Learning Lessons

More needs to be done to ensure the mental health of LGBTQ+ post-secondary students
By Sarah B. Hood
There’s never been a stranger time to be in school. Students have been piecing their schedules together between in-person and online learning, never certain when the next COVID-19 outbreak may disrupt the fragile equilibrium. In a May 2020 survey by the Canadian Alliance of Student Associations, 70 per cent of Canadian post-secondary students reported feeling stressed, anxious or isolated.
For LGBTQ+ students, who statistically experience higher levels of anxiety, the situation is even worse, and experts are calling for additional support to help them cope with their unique challenges. “Adding a whole pandemic only increases the need for mental-health support to LGBTQ+ students,” says Ahmed Abdallah, intersectionality and diversity education coordinator with the Canadian Centre for Gender and Sexual Diversity.
Part of the challenge is that there is insufficient understanding of LGTBQ+ student needs, and little research being conducted to gain better insight, explains Abdallah, who is also the 2spirit and queer commissioner for the Canadian Federation of Students. “There is a general lack of support in terms of finding out what LGBTQ+ students need,” he notes. “Institutions will assume what students need, and sometimes they get it right, like providing safe spaces. Other times, they get it wrong and they need a more appropriate system for finding out what students need.”
Educational institutions often adopt a window-dressing approach when what is really needed is far more substantial. Abdallah calls for more support to address all types of harassment, and less of what he calls the performative aspects, i.e., token gestures “like a sidewalk painted with a rainbow flag.” While commendable, these gestures fail to address the real problem. “That’s one big thing that post-secondary institutions get wrong,” says Abdallah.
In May of 2019, a report titled LGBTQ2 Health Policy: Addressing the Needs of LGBTQ2 Post-Secondary Students shed more light on the situation. Developed by the Canadian Centre for Gender and Sexual Diversity and submitted to the House of Commons Standing Committee on Health, the report was ground-breaking in its reach. It was based on the organization’s study Querying Canadian Higher Education (QCHE), which drew its information from a separate survey of more than 39,000 Canadian postsecondary students in 41 Canadian schools in 2016.
The ultimate takeaway was that LGBTQ2 students face far more mental challenges then their straight colleagues and that more needs to be done in the way of support.
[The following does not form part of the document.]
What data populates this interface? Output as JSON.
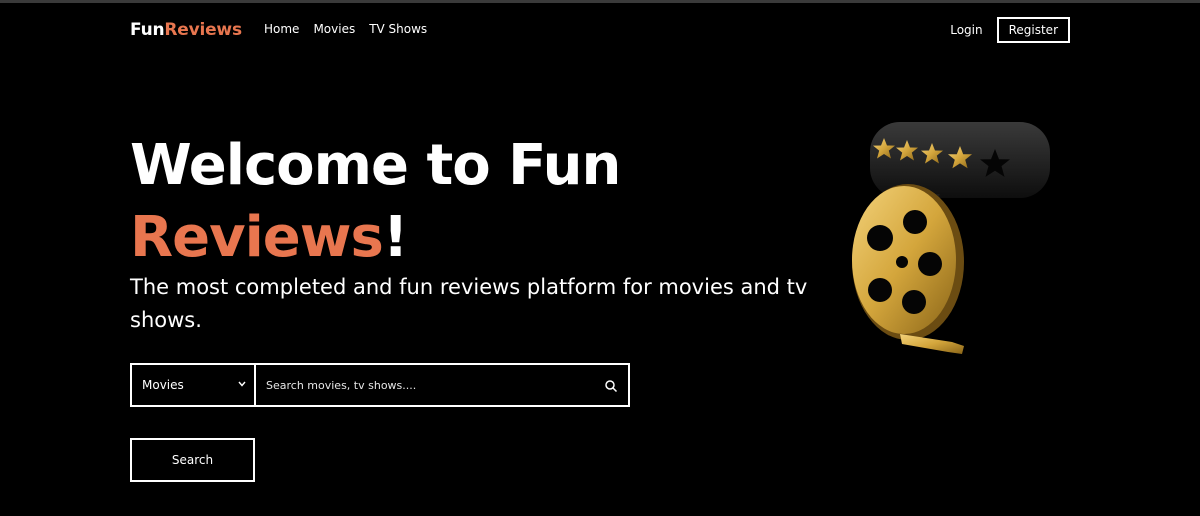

Among those surveyed, LGBTQ2 students reported higher levels of victimization than cisgender heterosexual students, ranging from verbal threats all the way to physical or sexual assault.
The report further noted that LGBTQ2 students reported poorer outcomes in the previous 12 months than cisgender heterosexual students across all mental health indicators. Of particular concern was that rates of attempted suicides were more than three times higher for LGBTQ2 students, while rates of depression diagnosis were more than double. The report recommended that the federal government collaborate with provinces, territories, post-secondary institutions, community organizations and LGBTQ2 researchers to develop policy frameworks specifically addressing the needs of LGBTQ2 post-secondary students. It also called for dedicated funding and support for data collection and analysis. More specific recommendations included the provision of gender-neutral washrooms and genderinclusive housing.
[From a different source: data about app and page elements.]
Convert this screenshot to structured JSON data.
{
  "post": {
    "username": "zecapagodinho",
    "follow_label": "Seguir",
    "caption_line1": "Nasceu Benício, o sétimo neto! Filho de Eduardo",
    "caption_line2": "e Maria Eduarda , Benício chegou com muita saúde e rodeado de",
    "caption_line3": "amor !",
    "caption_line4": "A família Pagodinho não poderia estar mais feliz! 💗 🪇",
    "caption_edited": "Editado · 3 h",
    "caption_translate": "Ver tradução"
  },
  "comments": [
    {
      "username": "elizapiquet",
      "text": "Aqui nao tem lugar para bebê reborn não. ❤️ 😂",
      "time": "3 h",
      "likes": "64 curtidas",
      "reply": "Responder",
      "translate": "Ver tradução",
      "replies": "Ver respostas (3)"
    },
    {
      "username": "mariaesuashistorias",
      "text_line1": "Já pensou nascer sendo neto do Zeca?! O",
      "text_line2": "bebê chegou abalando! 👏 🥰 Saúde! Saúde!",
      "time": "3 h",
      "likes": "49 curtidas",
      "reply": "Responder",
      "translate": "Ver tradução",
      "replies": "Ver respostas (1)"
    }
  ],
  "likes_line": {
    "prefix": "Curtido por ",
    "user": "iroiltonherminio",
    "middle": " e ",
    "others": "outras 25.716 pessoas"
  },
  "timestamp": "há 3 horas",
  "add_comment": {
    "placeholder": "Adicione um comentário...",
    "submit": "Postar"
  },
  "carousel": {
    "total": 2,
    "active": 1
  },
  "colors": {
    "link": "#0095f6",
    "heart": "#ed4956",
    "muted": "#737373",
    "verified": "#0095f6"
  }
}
Culturally responsive services in mental health and wellness, as well as academic advising, were also mentioned. “Right now, there’s a really big need to provide psychological and emotional support to students, specifically LGBTQ+,” agrees Abdallah, explaining that it’s about creating a safer network for LGBTQ+ students “to feel comfortable in themselves… not the painted sidewalks.”
Michael R. Woodford, associate professor in the Faculty of Social Work at Wilfrid Laurier University and one of the report’s authors, agrees. He says it’s not enough simply to guess what LGBTQ+ students need to thrive on campus; more research-based insight must be developed. Woodford points to the U.S. where quite a bit more progress has been made in this area and mentions student centres funded by universities for their LGBTQ2 community as an example. “We have data that demonstrates that students who are connected with those centres have higher levels of mental health,” says Woodward, adding that Laurier has similar spaces at both its campuses. “In the U.S., there’s a lot more attention given to campus climate for a range of groups, including LGBTQ2. Many of our colleagues in Canada have learned from the U.S.”
Also important, says Woodford, are systems that allow students to change their own names on college records, something that’s become more important since the start of the pandemic given that professors may only see the “official” name – without a face attached – in the online classroom.
Clearly, a comprehensive approach is needed if universities and government are to make positive strides in improving LGBTQ+ wellness on campus. With better awareness and the right initiatives in place, universities and colleges can become more welcoming environments for all their students. “We have to anticipate these things,” Woodford says. “It’s [about] bringing that kind of awareness, a lens to anticipate these kinds of changes.”